The other challenge is the judicial work based on artificial intelligences, which means something more, than the online and digital court. The AI could support the judicial decision-making process; could make certain decisions instead of the judge or the law enforcer; or it could help for the parties to estimate, whether it would be worthy to litigate.
Opinions continue to be divided in the scientific community on the practical application of forensic DNA phenotyping (FDP), the new and evolving technique of forensic genetics. Supporters of FDP hold that the true value of this investigatory tool lies in the scientific prediction of the unknown perpetrators (or corpses) externally visible characteristics, the application of which should be measured in accordance with strong legislative guarantees, and should be limited to serious crime, given the current stage of its development. By contrast, its objectors want to exclude FDP from criminal proceedings, claiming that it raises a number of human rights issues, and its actual role in detecting the unknown perpetrator (or corpse) is currently uncertain. This panel presentation approaches the following question from an ontological point of view: Is there room for FDP in the criminal justice system based on the rule of law?
Public international law (PIL) cannot directly address the topic of industrial development of the sovereign states; however, the technological developments shall no longer leave PIL untouched. The technological developments can provide significant advantages and economic as well as ecological gains for the states.
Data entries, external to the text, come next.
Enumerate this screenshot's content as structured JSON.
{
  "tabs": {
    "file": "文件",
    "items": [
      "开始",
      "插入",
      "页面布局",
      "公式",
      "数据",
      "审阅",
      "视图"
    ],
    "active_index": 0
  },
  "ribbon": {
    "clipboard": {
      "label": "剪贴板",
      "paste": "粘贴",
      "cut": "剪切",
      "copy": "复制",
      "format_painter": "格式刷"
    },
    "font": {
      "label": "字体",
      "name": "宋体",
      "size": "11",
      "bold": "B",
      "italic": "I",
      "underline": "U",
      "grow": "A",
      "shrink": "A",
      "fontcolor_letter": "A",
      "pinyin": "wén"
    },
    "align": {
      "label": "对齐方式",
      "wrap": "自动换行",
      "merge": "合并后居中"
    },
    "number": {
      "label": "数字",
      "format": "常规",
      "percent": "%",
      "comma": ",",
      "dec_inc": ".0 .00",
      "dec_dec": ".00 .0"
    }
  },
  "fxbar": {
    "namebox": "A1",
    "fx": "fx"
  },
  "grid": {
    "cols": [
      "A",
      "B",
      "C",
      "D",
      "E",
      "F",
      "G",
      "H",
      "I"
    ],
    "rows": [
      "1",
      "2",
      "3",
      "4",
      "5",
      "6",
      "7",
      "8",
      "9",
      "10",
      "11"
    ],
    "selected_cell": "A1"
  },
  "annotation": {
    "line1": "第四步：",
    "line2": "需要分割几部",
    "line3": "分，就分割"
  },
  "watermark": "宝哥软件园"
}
Artificial intelligence (AI) has rapidly become an important subject to be analysed within the traditionally solid and stable formation of public international law. such as military law, humanitarian law, human rights, law of the sea, law of the outer space, international environmental law and investment law.
The main advantages of AI are numerous, i) AI can guarantee economic advantage and benefit for states; ii) AI can increase the military potential of states and AI can reduce the suffer of civilians in military activities, and iii) AI can promote the solution of the most important challenges, e.g. climate change and many more.